Clarkston Consulting Manager Idoia Hidalgo Featured in S&P Global on Consumer Healthcare Trends
March 12, 2021 | Durham, NC
Manager at Clarkston Consulting, Idoia Hidalgo, featured by S&P Global. The article shares information on digital DTC companies transforming healthcare. An excerpt from the article is included below:
A growing reliance on telehealth and wearable tech during the pandemic has created opportunities for ambitious direct-to-consumer digital health companies looking to take market share from more established healthcare rivals.
Direct-to-consumer, or D2C, companies send products directly to consumers instead of through a middleman. According to data firm CB Insights, D2C companies are able to sell products at lower costs than their competitors by controlling the marketing and manufacturing of their products from beginning to end.
Consumer healthcare businesses have typically focused on over-the-counter medications, dental products and skincare, but over the past few years digital health startups have begun adopting the consumer model. The D2C capabilities of these new entrants can span telemedicine, health and fitness watches and, in some cases, even shipping generic medications directly to consumers.
COVID-19 creates consumer interest
Idoia Hidalgo, consumer healthcare industry lead at Clarkston Consulting, said in a consumer healthcare trends report that 2021 would see growing interest in people tracking their own health data and wellbeing, with the pandemic helping to bolster this trend.
According to Rock Health’s Digital Health Consumer Adoption Report 2020, 43% of consumers surveyed had a telemedicine visit in the past year, up 11% from 2019, while 54% said they had tracked at least one health metric.
“You see a lot of companies [where] there are more offerings and more ways to be able to take control of digital health in ways that weren’t possible in the past, whether it be in digital wearables or personalized products that companies are coming up with, or even the ability to do allergy tests at home,” Hidalgo said in an interview.
Start-ups have been particularly successful at taking away some of the business of traditional healthcare models because they are so consumer-centric, Hidalgo said. Many founders of D2C healthcare companies were responding to problems they had experienced themselves in accessing healthcare, and these entities are therefore often focused on creating an ongoing relationship with the consumer.

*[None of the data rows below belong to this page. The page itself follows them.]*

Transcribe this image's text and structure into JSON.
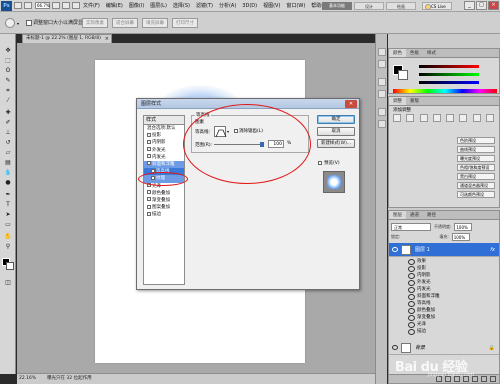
{
  "app": {
    "logo": "Ps",
    "menu": [
      "文件(F)",
      "编辑(E)",
      "图像(I)",
      "图层(L)",
      "选择(S)",
      "滤镜(T)",
      "分析(A)",
      "3D(D)",
      "视图(V)",
      "窗口(W)",
      "帮助(H)"
    ],
    "zoom_level": "66.7%",
    "workspace_buttons": [
      "基本功能",
      "设计",
      "绘画"
    ],
    "cs_live": "CS Live",
    "window_buttons": [
      "_",
      "□",
      "×"
    ]
  },
  "options": {
    "resize_windows_label": "调整窗口大小以满屏显示",
    "buttons": [
      "实际像素",
      "适合屏幕",
      "填充屏幕",
      "打印尺寸"
    ]
  },
  "document": {
    "tab_label": "未标题-1 @ 22.2% (图层 1, RGB/8)",
    "zoom": "22.16%",
    "status": "曝光只在 32 位起作用"
  },
  "panels": {
    "color_tabs": [
      "颜色",
      "色板",
      "样式"
    ],
    "adjust_tabs": [
      "调整",
      "蒙版"
    ],
    "adjust_title": "添加调整",
    "presets": [
      "色阶预设",
      "曲线预设",
      "曝光度预设",
      "色相/饱和度预设",
      "黑白预设",
      "通道混合器预设",
      "可选颜色预设"
    ],
    "layers_tabs": [
      "图层",
      "通道",
      "路径"
    ],
    "blend_mode": "正常",
    "opacity_label": "不透明度:",
    "opacity_value": "100%",
    "lock_label": "锁定:",
    "fill_label": "填充:",
    "fill_value": "100%",
    "layer1": "图层 1",
    "effects_label": "效果",
    "effects": [
      "投影",
      "内阴影",
      "外发光",
      "内发光",
      "斜面和浮雕",
      "等高线",
      "颜色叠加",
      "渐变叠加",
      "光泽",
      "描边"
    ],
    "background_layer": "背景"
  },
  "dialog": {
    "title": "图层样式",
    "styles_header": "样式",
    "style_items": [
      {
        "label": "混合选项:默认",
        "checked": false
      },
      {
        "label": "投影",
        "checked": true
      },
      {
        "label": "内阴影",
        "checked": true
      },
      {
        "label": "外发光",
        "checked": true
      },
      {
        "label": "内发光",
        "checked": true
      },
      {
        "label": "斜面和浮雕",
        "checked": true
      },
      {
        "label": "等高线",
        "checked": true
      },
      {
        "label": "纹理",
        "checked": false
      },
      {
        "label": "光泽",
        "checked": true
      },
      {
        "label": "颜色叠加",
        "checked": true
      },
      {
        "label": "渐变叠加",
        "checked": true
      },
      {
        "label": "图案叠加",
        "checked": false
      },
      {
        "label": "描边",
        "checked": true
      }
    ],
    "section_title": "等高线",
    "section_sub": "图素",
    "contour_label": "等高线:",
    "anti_alias_label": "消除锯齿(L)",
    "range_label": "范围(R):",
    "range_value": "100",
    "range_unit": "%",
    "range_fraction": 1.0,
    "buttons": {
      "ok": "确定",
      "cancel": "取消",
      "new_style": "新建样式(W)...",
      "preview": "预览(V)"
    }
  },
  "watermark": {
    "brand": "Bai du 经验",
    "sub": "jingyan.baidu.com"
  },
  "colors": {
    "annotation": "#e31414",
    "selection": "#3a79d8",
    "layer_selected": "#2f6fd6"
  }
}
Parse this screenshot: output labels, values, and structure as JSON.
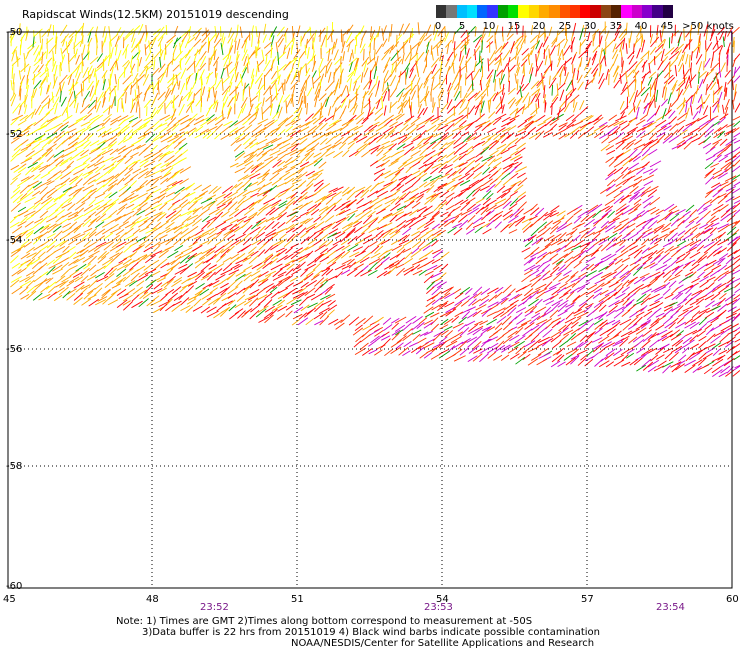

“They’re fast and agile; they test with the consumer, [and] they get that feedback.”
Read the full article here.